*App and web page records*:

'''

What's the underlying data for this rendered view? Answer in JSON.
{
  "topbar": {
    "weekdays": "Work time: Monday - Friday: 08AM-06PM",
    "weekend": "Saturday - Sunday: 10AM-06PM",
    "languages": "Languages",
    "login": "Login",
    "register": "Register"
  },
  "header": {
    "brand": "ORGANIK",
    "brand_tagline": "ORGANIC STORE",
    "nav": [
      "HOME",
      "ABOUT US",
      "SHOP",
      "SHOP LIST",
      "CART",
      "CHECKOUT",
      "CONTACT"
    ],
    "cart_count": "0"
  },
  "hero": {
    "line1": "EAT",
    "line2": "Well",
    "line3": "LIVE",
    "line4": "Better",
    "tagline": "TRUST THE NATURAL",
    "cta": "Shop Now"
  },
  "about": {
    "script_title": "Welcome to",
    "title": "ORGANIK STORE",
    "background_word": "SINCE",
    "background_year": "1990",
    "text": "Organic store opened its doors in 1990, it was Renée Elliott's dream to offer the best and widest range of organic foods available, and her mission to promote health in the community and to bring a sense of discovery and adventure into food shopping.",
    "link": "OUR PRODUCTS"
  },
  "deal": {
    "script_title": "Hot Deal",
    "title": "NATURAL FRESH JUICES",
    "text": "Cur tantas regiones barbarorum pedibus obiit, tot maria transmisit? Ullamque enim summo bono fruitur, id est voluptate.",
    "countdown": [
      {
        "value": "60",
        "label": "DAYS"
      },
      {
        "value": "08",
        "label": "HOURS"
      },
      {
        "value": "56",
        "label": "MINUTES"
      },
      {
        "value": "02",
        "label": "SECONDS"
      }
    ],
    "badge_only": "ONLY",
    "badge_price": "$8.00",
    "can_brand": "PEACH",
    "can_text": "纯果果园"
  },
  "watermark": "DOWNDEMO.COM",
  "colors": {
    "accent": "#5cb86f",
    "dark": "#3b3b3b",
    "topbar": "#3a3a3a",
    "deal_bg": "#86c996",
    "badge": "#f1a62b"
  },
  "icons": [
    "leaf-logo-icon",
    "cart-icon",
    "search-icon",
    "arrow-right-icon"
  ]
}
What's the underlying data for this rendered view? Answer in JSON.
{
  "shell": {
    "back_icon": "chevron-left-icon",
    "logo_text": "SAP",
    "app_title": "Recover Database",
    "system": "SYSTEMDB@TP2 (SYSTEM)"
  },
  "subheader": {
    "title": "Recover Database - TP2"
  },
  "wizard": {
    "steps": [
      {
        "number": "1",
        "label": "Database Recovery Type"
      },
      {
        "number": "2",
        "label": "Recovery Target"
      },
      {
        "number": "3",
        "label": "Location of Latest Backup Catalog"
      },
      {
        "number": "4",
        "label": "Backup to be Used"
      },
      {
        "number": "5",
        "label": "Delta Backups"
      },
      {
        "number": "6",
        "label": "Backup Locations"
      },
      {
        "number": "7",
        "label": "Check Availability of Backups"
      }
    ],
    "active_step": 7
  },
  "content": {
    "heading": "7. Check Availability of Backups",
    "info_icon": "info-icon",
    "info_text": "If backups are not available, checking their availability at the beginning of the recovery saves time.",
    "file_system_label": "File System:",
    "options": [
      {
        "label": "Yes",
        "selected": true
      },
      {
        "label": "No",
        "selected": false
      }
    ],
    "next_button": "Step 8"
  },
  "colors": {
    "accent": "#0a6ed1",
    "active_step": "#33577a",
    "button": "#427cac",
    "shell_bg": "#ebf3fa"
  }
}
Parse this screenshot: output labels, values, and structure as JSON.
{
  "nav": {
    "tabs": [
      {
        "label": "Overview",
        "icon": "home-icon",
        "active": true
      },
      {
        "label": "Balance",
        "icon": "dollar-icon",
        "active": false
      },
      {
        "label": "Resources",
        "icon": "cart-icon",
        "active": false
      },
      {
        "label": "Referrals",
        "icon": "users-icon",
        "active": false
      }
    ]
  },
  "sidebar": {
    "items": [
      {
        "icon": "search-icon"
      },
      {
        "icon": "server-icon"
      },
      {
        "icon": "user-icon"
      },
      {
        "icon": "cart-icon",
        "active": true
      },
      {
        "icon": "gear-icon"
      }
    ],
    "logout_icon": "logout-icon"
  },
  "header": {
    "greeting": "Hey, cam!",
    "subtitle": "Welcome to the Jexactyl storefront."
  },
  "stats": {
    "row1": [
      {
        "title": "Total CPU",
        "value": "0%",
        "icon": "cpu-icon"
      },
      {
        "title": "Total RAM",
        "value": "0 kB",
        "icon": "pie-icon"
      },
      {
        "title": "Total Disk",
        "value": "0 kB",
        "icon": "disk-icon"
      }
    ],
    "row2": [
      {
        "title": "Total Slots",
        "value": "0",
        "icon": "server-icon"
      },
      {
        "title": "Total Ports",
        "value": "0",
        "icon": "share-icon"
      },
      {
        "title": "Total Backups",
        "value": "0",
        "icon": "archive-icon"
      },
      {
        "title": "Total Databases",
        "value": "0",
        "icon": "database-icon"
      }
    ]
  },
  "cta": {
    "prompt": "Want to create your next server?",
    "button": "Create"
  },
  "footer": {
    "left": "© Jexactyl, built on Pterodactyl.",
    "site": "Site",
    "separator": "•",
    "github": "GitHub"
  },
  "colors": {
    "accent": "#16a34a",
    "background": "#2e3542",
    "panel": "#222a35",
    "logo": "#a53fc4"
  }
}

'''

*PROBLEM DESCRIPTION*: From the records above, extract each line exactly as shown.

*RESPONSE AREA*:
What's the underlying data for this rendered view? Answer in JSON.
{
  "topbar": {
    "weekdays": "Work time: Monday - Friday: 08AM-06PM",
    "weekend": "Saturday - Sunday: 10AM-06PM",
    "languages": "Languages",
    "login": "Login",
    "register": "Register"
  },
  "header": {
    "brand": "ORGANIK",
    "brand_tagline": "ORGANIC STORE",
    "nav": [
      "HOME",
      "ABOUT US",
      "SHOP",
      "SHOP LIST",
      "CART",
      "CHECKOUT",
      "CONTACT"
    ],
    "cart_count": "0"
  },
  "hero": {
    "line1": "EAT",
    "line2": "Well",
    "line3": "LIVE",
    "line4": "Better",
    "tagline": "TRUST THE NATURAL",
    "cta": "Shop Now"
  },
  "about": {
    "script_title": "Welcome to",
    "title": "ORGANIK STORE",
    "background_word": "SINCE",
    "background_year": "1990",
    "text": "Organic store opened its doors in 1990, it was Renée Elliott's dream to offer the best and widest range of organic foods available, and her mission to promote health in the community and to bring a sense of discovery and adventure into food shopping.",
    "link": "OUR PRODUCTS"
  },
  "deal": {
    "script_title": "Hot Deal",
    "title": "NATURAL FRESH JUICES",
    "text": "Cur tantas regiones barbarorum pedibus obiit, tot maria transmisit? Ullamque enim summo bono fruitur, id est voluptate.",
    "countdown": [
      {
        "value": "60",
        "label": "DAYS"
      },
      {
        "value": "08",
        "label": "HOURS"
      },
      {
        "value": "56",
        "label": "MINUTES"
      },
      {
        "value": "02",
        "label": "SECONDS"
      }
    ],
    "badge_only": "ONLY",
    "badge_price": "$8.00",
    "can_brand": "PEACH",
    "can_text": "纯果果园"
  },
  "watermark": "DOWNDEMO.COM",
  "colors": {
    "accent": "#5cb86f",
    "dark": "#3b3b3b",
    "topbar": "#3a3a3a",
    "deal_bg": "#86c996",
    "badge": "#f1a62b"
  },
  "icons": [
    "leaf-logo-icon",
    "cart-icon",
    "search-icon",
    "arrow-right-icon"
  ]
}
What's the underlying data for this rendered view? Answer in JSON.
{
  "shell": {
    "back_icon": "chevron-left-icon",
    "logo_text": "SAP",
    "app_title": "Recover Database",
    "system": "SYSTEMDB@TP2 (SYSTEM)"
  },
  "subheader": {
    "title": "Recover Database - TP2"
  },
  "wizard": {
    "steps": [
      {
        "number": "1",
        "label": "Database Recovery Type"
      },
      {
        "number": "2",
        "label": "Recovery Target"
      },
      {
        "number": "3",
        "label": "Location of Latest Backup Catalog"
      },
      {
        "number": "4",
        "label": "Backup to be Used"
      },
      {
        "number": "5",
        "label": "Delta Backups"
      },
      {
        "number": "6",
        "label": "Backup Locations"
      },
      {
        "number": "7",
        "label": "Check Availability of Backups"
      }
    ],
    "active_step": 7
  },
  "content": {
    "heading": "7. Check Availability of Backups",
    "info_icon": "info-icon",
    "info_text": "If backups are not available, checking their availability at the beginning of the recovery saves time.",
    "file_system_label": "File System:",
    "options": [
      {
        "label": "Yes",
        "selected": true
      },
      {
        "label": "No",
        "selected": false
      }
    ],
    "next_button": "Step 8"
  },
  "colors": {
    "accent": "#0a6ed1",
    "active_step": "#33577a",
    "button": "#427cac",
    "shell_bg": "#ebf3fa"
  }
}
Parse this screenshot: output labels, values, and structure as JSON.
{
  "nav": {
    "tabs": [
      {
        "label": "Overview",
        "icon": "home-icon",
        "active": true
      },
      {
        "label": "Balance",
        "icon": "dollar-icon",
        "active": false
      },
      {
        "label": "Resources",
        "icon": "cart-icon",
        "active": false
      },
      {
        "label": "Referrals",
        "icon": "users-icon",
        "active": false
      }
    ]
  },
  "sidebar": {
    "items": [
      {
        "icon": "search-icon"
      },
      {
        "icon": "server-icon"
      },
      {
        "icon": "user-icon"
      },
      {
        "icon": "cart-icon",
        "active": true
      },
      {
        "icon": "gear-icon"
      }
    ],
    "logout_icon": "logout-icon"
  },
  "header": {
    "greeting": "Hey, cam!",
    "subtitle": "Welcome to the Jexactyl storefront."
  },
  "stats": {
    "row1": [
      {
        "title": "Total CPU",
        "value": "0%",
        "icon": "cpu-icon"
      },
      {
        "title": "Total RAM",
        "value": "0 kB",
        "icon": "pie-icon"
      },
      {
        "title": "Total Disk",
        "value": "0 kB",
        "icon": "disk-icon"
      }
    ],
    "row2": [
      {
        "title": "Total Slots",
        "value": "0",
        "icon": "server-icon"
      },
      {
        "title": "Total Ports",
        "value": "0",
        "icon": "share-icon"
      },
      {
        "title": "Total Backups",
        "value": "0",
        "icon": "archive-icon"
      },
      {
        "title": "Total Databases",
        "value": "0",
        "icon": "database-icon"
      }
    ]
  },
  "cta": {
    "prompt": "Want to create your next server?",
    "button": "Create"
  },
  "footer": {
    "left": "© Jexactyl, built on Pterodactyl.",
    "site": "Site",
    "separator": "•",
    "github": "GitHub"
  },
  "colors": {
    "accent": "#16a34a",
    "background": "#2e3542",
    "panel": "#222a35",
    "logo": "#a53fc4"
  }
}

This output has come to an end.